Work to be completed:
Working through the lines below, return each one that holds "with".

Stored data:
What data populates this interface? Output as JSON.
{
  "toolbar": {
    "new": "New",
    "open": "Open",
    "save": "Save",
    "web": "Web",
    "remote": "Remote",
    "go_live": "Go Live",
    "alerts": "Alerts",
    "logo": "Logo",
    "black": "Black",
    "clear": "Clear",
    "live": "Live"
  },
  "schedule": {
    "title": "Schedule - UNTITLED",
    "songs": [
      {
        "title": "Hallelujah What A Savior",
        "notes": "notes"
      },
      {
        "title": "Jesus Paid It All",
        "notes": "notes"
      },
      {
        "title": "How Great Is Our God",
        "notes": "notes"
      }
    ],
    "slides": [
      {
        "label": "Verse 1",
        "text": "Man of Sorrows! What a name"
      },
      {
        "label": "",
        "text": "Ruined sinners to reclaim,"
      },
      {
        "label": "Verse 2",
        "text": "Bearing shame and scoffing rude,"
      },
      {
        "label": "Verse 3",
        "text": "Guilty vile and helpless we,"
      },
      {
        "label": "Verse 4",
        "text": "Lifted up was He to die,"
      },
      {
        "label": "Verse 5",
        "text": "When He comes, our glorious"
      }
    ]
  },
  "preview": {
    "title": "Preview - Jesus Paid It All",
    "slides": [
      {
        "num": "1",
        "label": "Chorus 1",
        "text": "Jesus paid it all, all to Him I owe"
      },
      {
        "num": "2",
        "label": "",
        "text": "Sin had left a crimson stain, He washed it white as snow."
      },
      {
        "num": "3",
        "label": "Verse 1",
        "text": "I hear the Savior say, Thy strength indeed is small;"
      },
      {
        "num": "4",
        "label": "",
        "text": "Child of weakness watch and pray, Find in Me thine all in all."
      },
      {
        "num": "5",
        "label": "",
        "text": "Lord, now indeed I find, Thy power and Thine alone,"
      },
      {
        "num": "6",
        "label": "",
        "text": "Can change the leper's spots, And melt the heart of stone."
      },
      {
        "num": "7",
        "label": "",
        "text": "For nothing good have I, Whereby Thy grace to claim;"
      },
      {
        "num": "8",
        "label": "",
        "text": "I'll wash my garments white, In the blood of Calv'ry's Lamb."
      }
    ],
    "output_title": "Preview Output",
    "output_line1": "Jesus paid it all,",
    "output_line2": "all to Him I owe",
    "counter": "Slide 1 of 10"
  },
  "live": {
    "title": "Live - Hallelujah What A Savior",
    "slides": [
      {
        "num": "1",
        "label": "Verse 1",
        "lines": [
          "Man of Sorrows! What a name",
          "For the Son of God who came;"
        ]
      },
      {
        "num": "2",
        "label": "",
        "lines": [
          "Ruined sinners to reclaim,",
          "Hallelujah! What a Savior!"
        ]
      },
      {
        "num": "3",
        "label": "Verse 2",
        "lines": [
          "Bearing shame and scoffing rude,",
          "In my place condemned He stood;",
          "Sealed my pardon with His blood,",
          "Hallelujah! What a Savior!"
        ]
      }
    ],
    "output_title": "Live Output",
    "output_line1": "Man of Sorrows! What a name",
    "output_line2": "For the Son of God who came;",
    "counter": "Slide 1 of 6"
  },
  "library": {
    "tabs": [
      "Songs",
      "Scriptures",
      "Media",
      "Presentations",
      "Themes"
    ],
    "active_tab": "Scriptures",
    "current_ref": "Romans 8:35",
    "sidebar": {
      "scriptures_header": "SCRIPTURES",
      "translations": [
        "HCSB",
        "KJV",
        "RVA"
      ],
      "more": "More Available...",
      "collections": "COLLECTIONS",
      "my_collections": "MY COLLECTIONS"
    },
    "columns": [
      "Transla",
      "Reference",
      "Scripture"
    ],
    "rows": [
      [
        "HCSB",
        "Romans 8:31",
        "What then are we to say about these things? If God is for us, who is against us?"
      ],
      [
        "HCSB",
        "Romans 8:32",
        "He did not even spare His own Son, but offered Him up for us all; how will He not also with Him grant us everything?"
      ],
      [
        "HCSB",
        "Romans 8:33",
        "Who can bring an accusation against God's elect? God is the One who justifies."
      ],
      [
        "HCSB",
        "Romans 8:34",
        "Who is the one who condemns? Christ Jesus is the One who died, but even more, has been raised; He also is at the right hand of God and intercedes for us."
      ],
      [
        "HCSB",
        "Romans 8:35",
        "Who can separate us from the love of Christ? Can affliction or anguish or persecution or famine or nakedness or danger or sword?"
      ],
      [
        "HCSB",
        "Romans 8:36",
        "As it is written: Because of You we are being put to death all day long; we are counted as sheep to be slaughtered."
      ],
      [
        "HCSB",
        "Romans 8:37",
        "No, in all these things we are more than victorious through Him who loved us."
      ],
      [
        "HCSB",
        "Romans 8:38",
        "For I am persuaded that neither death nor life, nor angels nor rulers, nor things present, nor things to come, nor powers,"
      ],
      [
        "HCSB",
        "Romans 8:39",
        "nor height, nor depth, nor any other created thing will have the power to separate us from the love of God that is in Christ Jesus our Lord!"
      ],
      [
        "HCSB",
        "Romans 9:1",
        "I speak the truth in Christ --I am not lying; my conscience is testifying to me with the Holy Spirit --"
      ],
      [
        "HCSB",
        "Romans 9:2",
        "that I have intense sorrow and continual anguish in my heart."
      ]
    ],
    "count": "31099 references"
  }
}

Response to this task:
          "Sealed my pardon with His blood,",
        "He did not even spare His own Son, but offered Him up for us all; how will He not also with Him grant us everything?"
        "I speak the truth in Christ --I am not lying; my conscience is testifying to me with the Holy Spirit --"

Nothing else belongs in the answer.